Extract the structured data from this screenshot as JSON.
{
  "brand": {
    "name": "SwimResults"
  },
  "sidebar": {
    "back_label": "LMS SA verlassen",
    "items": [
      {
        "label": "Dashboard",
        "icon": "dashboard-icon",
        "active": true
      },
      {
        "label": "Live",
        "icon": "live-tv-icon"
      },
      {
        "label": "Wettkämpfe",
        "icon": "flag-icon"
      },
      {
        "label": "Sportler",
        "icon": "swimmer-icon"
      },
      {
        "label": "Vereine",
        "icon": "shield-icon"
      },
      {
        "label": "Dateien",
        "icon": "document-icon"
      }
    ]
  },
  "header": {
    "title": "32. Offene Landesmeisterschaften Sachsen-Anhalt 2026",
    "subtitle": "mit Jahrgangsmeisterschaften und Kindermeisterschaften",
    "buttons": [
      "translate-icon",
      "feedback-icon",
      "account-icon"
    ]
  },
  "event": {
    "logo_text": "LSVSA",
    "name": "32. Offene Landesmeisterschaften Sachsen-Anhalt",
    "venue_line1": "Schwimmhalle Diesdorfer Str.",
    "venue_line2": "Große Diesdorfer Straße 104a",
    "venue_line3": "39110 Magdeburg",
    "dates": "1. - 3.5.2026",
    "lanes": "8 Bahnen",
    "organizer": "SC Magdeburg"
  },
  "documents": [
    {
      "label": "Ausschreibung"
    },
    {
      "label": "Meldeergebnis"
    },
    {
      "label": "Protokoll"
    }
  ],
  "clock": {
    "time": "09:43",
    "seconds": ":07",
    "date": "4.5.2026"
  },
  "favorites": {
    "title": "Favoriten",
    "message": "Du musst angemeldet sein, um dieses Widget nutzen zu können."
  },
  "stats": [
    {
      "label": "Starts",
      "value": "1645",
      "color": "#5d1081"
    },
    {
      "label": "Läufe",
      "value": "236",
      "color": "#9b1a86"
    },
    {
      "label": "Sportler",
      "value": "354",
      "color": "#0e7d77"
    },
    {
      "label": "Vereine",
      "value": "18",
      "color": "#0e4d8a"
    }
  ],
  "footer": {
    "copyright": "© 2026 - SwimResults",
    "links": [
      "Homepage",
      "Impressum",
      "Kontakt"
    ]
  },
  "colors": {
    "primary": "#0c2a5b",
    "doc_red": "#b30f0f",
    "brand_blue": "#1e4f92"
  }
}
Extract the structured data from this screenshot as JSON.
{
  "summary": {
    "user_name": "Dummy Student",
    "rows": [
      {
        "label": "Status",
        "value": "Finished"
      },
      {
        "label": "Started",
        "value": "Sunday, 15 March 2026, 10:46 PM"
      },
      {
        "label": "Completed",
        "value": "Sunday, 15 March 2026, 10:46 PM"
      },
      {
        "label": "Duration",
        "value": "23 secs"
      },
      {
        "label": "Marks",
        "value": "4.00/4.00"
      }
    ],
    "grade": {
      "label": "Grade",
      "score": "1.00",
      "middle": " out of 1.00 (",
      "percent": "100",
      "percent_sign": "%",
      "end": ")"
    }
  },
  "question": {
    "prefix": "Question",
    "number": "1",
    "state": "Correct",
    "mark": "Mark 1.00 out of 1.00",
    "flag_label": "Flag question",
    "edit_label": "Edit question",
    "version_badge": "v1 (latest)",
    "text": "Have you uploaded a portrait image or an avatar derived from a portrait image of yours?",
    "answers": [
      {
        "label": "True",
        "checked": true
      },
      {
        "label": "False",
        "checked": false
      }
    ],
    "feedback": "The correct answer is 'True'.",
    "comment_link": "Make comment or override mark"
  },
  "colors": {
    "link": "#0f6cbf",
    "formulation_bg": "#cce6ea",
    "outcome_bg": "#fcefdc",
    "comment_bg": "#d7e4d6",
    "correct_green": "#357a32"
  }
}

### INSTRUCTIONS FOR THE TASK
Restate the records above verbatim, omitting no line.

### EXERCISE RESPONSE
Extract the structured data from this screenshot as JSON.
{
  "brand": {
    "name": "SwimResults"
  },
  "sidebar": {
    "back_label": "LMS SA verlassen",
    "items": [
      {
        "label": "Dashboard",
        "icon": "dashboard-icon",
        "active": true
      },
      {
        "label": "Live",
        "icon": "live-tv-icon"
      },
      {
        "label": "Wettkämpfe",
        "icon": "flag-icon"
      },
      {
        "label": "Sportler",
        "icon": "swimmer-icon"
      },
      {
        "label": "Vereine",
        "icon": "shield-icon"
      },
      {
        "label": "Dateien",
        "icon": "document-icon"
      }
    ]
  },
  "header": {
    "title": "32. Offene Landesmeisterschaften Sachsen-Anhalt 2026",
    "subtitle": "mit Jahrgangsmeisterschaften und Kindermeisterschaften",
    "buttons": [
      "translate-icon",
      "feedback-icon",
      "account-icon"
    ]
  },
  "event": {
    "logo_text": "LSVSA",
    "name": "32. Offene Landesmeisterschaften Sachsen-Anhalt",
    "venue_line1": "Schwimmhalle Diesdorfer Str.",
    "venue_line2": "Große Diesdorfer Straße 104a",
    "venue_line3": "39110 Magdeburg",
    "dates": "1. - 3.5.2026",
    "lanes": "8 Bahnen",
    "organizer": "SC Magdeburg"
  },
  "documents": [
    {
      "label": "Ausschreibung"
    },
    {
      "label": "Meldeergebnis"
    },
    {
      "label": "Protokoll"
    }
  ],
  "clock": {
    "time": "09:43",
    "seconds": ":07",
    "date": "4.5.2026"
  },
  "favorites": {
    "title": "Favoriten",
    "message": "Du musst angemeldet sein, um dieses Widget nutzen zu können."
  },
  "stats": [
    {
      "label": "Starts",
      "value": "1645",
      "color": "#5d1081"
    },
    {
      "label": "Läufe",
      "value": "236",
      "color": "#9b1a86"
    },
    {
      "label": "Sportler",
      "value": "354",
      "color": "#0e7d77"
    },
    {
      "label": "Vereine",
      "value": "18",
      "color": "#0e4d8a"
    }
  ],
  "footer": {
    "copyright": "© 2026 - SwimResults",
    "links": [
      "Homepage",
      "Impressum",
      "Kontakt"
    ]
  },
  "colors": {
    "primary": "#0c2a5b",
    "doc_red": "#b30f0f",
    "brand_blue": "#1e4f92"
  }
}
Extract the structured data from this screenshot as JSON.
{
  "summary": {
    "user_name": "Dummy Student",
    "rows": [
      {
        "label": "Status",
        "value": "Finished"
      },
      {
        "label": "Started",
        "value": "Sunday, 15 March 2026, 10:46 PM"
      },
      {
        "label": "Completed",
        "value": "Sunday, 15 March 2026, 10:46 PM"
      },
      {
        "label": "Duration",
        "value": "23 secs"
      },
      {
        "label": "Marks",
        "value": "4.00/4.00"
      }
    ],
    "grade": {
      "label": "Grade",
      "score": "1.00",
      "middle": " out of 1.00 (",
      "percent": "100",
      "percent_sign": "%",
      "end": ")"
    }
  },
  "question": {
    "prefix": "Question",
    "number": "1",
    "state": "Correct",
    "mark": "Mark 1.00 out of 1.00",
    "flag_label": "Flag question",
    "edit_label": "Edit question",
    "version_badge": "v1 (latest)",
    "text": "Have you uploaded a portrait image or an avatar derived from a portrait image of yours?",
    "answers": [
      {
        "label": "True",
        "checked": true
      },
      {
        "label": "False",
        "checked": false
      }
    ],
    "feedback": "The correct answer is 'True'.",
    "comment_link": "Make comment or override mark"
  },
  "colors": {
    "link": "#0f6cbf",
    "formulation_bg": "#cce6ea",
    "outcome_bg": "#fcefdc",
    "comment_bg": "#d7e4d6",
    "correct_green": "#357a32"
  }
}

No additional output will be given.